Finishes: Matt Santorelli
Pencils/Inks: Jack Herbert (pages 6-16)
Letters: Josh Reed
Superwoman #7 concludes the Who Killed Superwoman storyline that began in issue #1. Phil Jimenez once again proves that he is not only an excellent artist but also a solid storyteller as he has weaved this cliffhanger laden story from start to finish with the skill of a concimate comic pro. When Superwoman began there were grumblings of a bait and switch. So much of the early promotion and even the cover to issue #1 promoted the book as the New 52 Lois Lane being the star of the book only to have Lana Lang become the principal protagonist by Superwoman #2. Yet those readers who decided to stay with it, which everyone should have, have been part of an escalating adventure that culminates with this issue but in classic comic book storytelling leaves enough questions to bring the readers back.
What I have loved about Superwoman is that it has felt like a classic comic book.
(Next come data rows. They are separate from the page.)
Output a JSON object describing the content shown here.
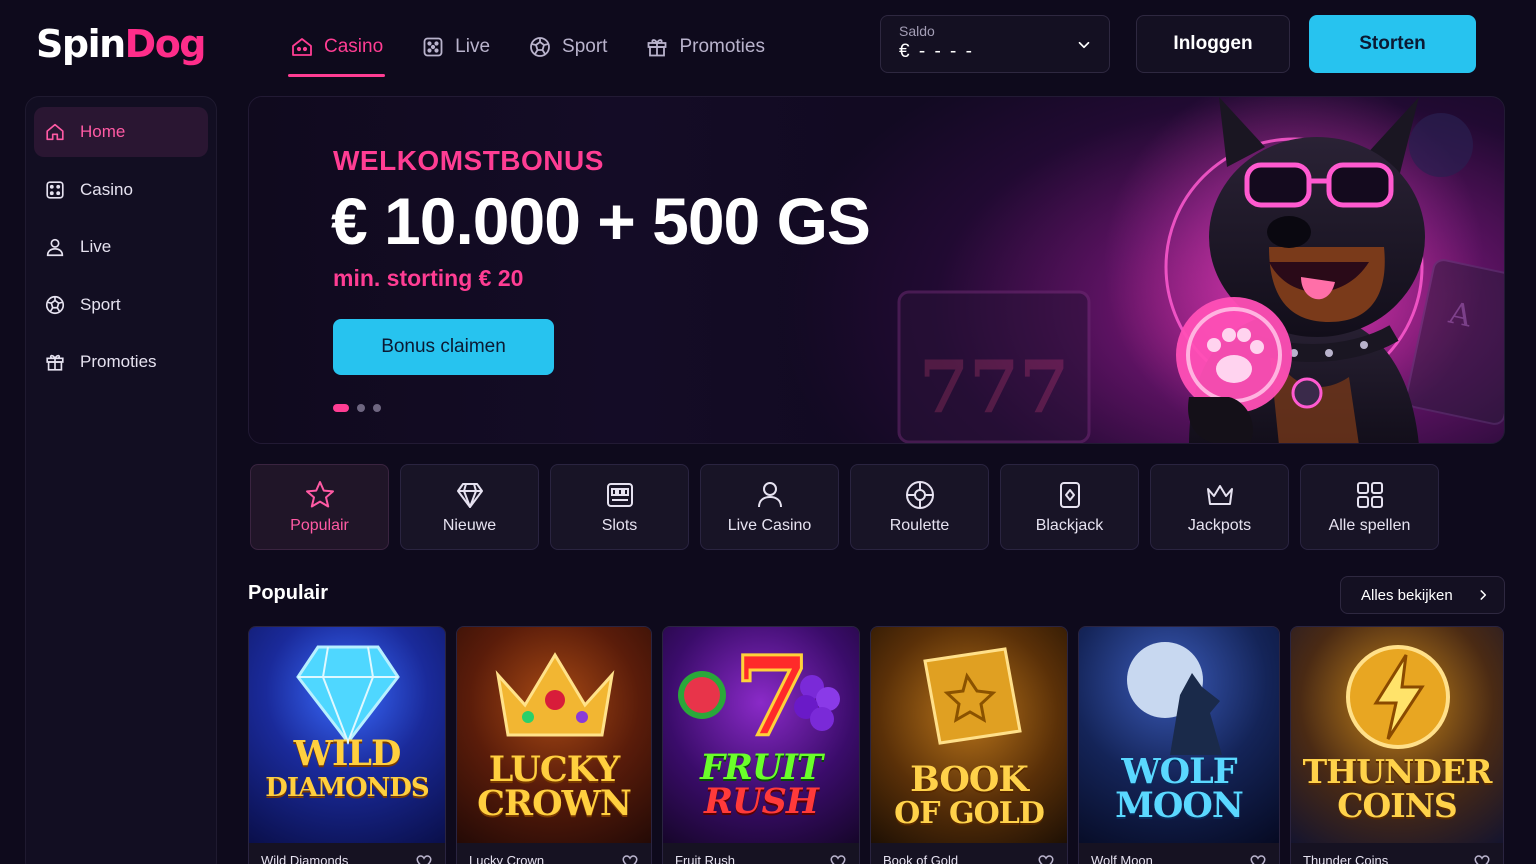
{
  "header": {
    "logo": {
      "part1": "Spin",
      "part2": "Dog"
    },
    "nav": [
      {
        "label": "Casino",
        "icon": "casino-icon",
        "active": true
      },
      {
        "label": "Live",
        "icon": "dice-icon",
        "active": false
      },
      {
        "label": "Sport",
        "icon": "ball-icon",
        "active": false
      },
      {
        "label": "Promoties",
        "icon": "gift-icon",
        "active": false
      }
    ],
    "balance": {
      "label": "Saldo",
      "value": "€ - - - -"
    },
    "login_label": "Inloggen",
    "deposit_label": "Storten"
  },
  "sidebar": {
    "items": [
      {
        "label": "Home",
        "icon": "home-icon",
        "active": true
      },
      {
        "label": "Casino",
        "icon": "dice-icon",
        "active": false
      },
      {
        "label": "Live",
        "icon": "person-icon",
        "active": false
      },
      {
        "label": "Sport",
        "icon": "ball-icon",
        "active": false
      },
      {
        "label": "Promoties",
        "icon": "gift-icon",
        "active": false
      }
    ]
  },
  "hero": {
    "kicker": "WELKOMSTBONUS",
    "amount": "€ 10.000 + 500 GS",
    "subtitle": "min. storting € 20",
    "cta": "Bonus claimen",
    "slides": 3,
    "active_slide": 1
  },
  "categories": [
    {
      "label": "Populair",
      "icon": "star-icon",
      "active": true
    },
    {
      "label": "Nieuwe",
      "icon": "diamond-icon",
      "active": false
    },
    {
      "label": "Slots",
      "icon": "slot-machine-icon",
      "active": false
    },
    {
      "label": "Live Casino",
      "icon": "person-icon",
      "active": false
    },
    {
      "label": "Roulette",
      "icon": "roulette-icon",
      "active": false
    },
    {
      "label": "Blackjack",
      "icon": "card-icon",
      "active": false
    },
    {
      "label": "Jackpots",
      "icon": "crown-icon",
      "active": false
    },
    {
      "label": "Alle spellen",
      "icon": "grid-icon",
      "active": false
    }
  ],
  "popular": {
    "title": "Populair",
    "see_all": "Alles bekijken",
    "games": [
      {
        "name": "Wild Diamonds",
        "art_line1": "WILD",
        "art_line2": "DIAMONDS"
      },
      {
        "name": "Lucky Crown",
        "art_line1": "LUCKY",
        "art_line2": "CROWN"
      },
      {
        "name": "Fruit Rush",
        "art_line1": "FRUIT",
        "art_line2": "RUSH"
      },
      {
        "name": "Book of Gold",
        "art_line1": "BOOK",
        "art_line2": "OF GOLD"
      },
      {
        "name": "Wolf Moon",
        "art_line1": "WOLF",
        "art_line2": "MOON"
      },
      {
        "name": "Thunder Coins",
        "art_line1": "THUNDER",
        "art_line2": "COINS"
      }
    ]
  },
  "colors": {
    "accent_pink": "#ff3d93",
    "accent_cyan": "#27c3ef",
    "background": "#0e0a1c"
  }
}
In that I mean that the book is dense, as Phil Jimenez isn’t afraid to put a lot of detail into his layouts nor is he afraid of dialogue and caption boxes. Superwoman #7 continued this style and amplified it with several full page spreads and a lot of detailed action sequence as everything that has been set up over the previous six issues comes to a head.
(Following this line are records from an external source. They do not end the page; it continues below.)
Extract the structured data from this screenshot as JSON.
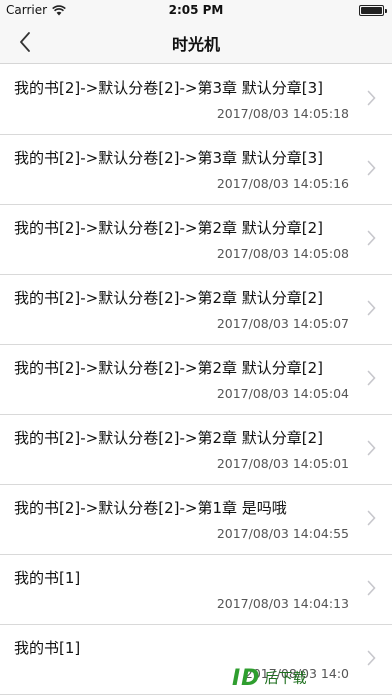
{
  "status_bar": {
    "carrier": "Carrier",
    "time": "2:05 PM",
    "icons": [
      "wifi-icon",
      "battery-icon"
    ]
  },
  "nav": {
    "title": "时光机",
    "back_icon": "chevron-left-icon"
  },
  "items": [
    {
      "title": "我的书[2]->默认分卷[2]->第3章 默认分章[3]",
      "time": "2017/08/03 14:05:18"
    },
    {
      "title": "我的书[2]->默认分卷[2]->第3章 默认分章[3]",
      "time": "2017/08/03 14:05:16"
    },
    {
      "title": "我的书[2]->默认分卷[2]->第2章 默认分章[2]",
      "time": "2017/08/03 14:05:08"
    },
    {
      "title": "我的书[2]->默认分卷[2]->第2章 默认分章[2]",
      "time": "2017/08/03 14:05:07"
    },
    {
      "title": "我的书[2]->默认分卷[2]->第2章 默认分章[2]",
      "time": "2017/08/03 14:05:04"
    },
    {
      "title": "我的书[2]->默认分卷[2]->第2章 默认分章[2]",
      "time": "2017/08/03 14:05:01"
    },
    {
      "title": "我的书[2]->默认分卷[2]->第1章 是吗哦",
      "time": "2017/08/03 14:04:55"
    },
    {
      "title": "我的书[1]",
      "time": "2017/08/03 14:04:13"
    },
    {
      "title": "我的书[1]",
      "time": "2017/08/03 14:0"
    }
  ],
  "watermark": {
    "logo": "ID",
    "text": "后下载"
  },
  "colors": {
    "chevron": "#c7c7cc",
    "separator": "#d9d9d9",
    "bar": "#f7f7f7"
  }
}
Superwoman #7 is jammed full of story as Metropolis is once again threatened with disaster, this time by Lena Luthor, who over the past few issues has donned a enormous green battle suit in the style of her brother Lex’s classic green armor, and has made it her goal to destroy her brother and his legacy. Calling herself Ultrawoman Lena has taken control of the Gestalt, Lex’s flying battle fortress, as well as his skyscraper and unleashed a legion of bizzaro Ultrawoman, cloned from the Earth 3 Ultrawoman, upon Metropolis. Superwoman has invaded Luthorcorp to rescue Lex, as she is convinced he is the only one who can stop his sister. A turncoat bizzaro known as B-Zero-S AKA Bizaress, Lex’s personal assistant Mercy, the Atomic Skull, and the ghost of Lois Lane join Superwoman on her rescue mission and subsequent confrontation with Ultrawoman. On the other side of town Steel, his niece Natasha and an assortment of longtime Superman supporting characters as well as some new faces defend the city until Superwoman can save the day. In lesser hands this book could have devolved into a jumbled mess but with Jimenez guiding the story it has incredible pacing and some really wonderful statements on society mixed in with it’s super hero action.
It’s nice to see Phil Jimenez back at DC on some of their classic characters. I remember his run on Wonder Woman fondly and he is doing some wonderful things with Superwoman as well that I hope will continue. Unfortunately he doesn’t do all of the artwork in this book but is joined by finisher Matt Santorelli and penciler/inker Jack Herbert who draws half the issue but it is a seamless transition as Herbert’s style matches Jimenez’s perfectly. I’m not familiar with Jack Herbert’s art before this issue but what I saw I like and hopefully we see some more of it in the future. I thought early in the run Santorelli’s inks were a little to thick and dark on Jimenez’s classic lines but over the past few issues the two have really started to meld and the book has looked amazing. I’m hoping to see more from this team on this book for some time, although they are not in the most recent solicitations but I am hoping that is just for the Superman crossover event this spring and Jimenez and company is back this summer but if not this was a fun seven issue story and one I will look back on fondly.
Verdict: Buy! Superwoman feels like a classic super hero story in modern times. It is dense and well thought out with a beautiful message. It is nice to see the classic interpretations of Superman’s supporting cast as they align themselves with Metropolis’s newest hero.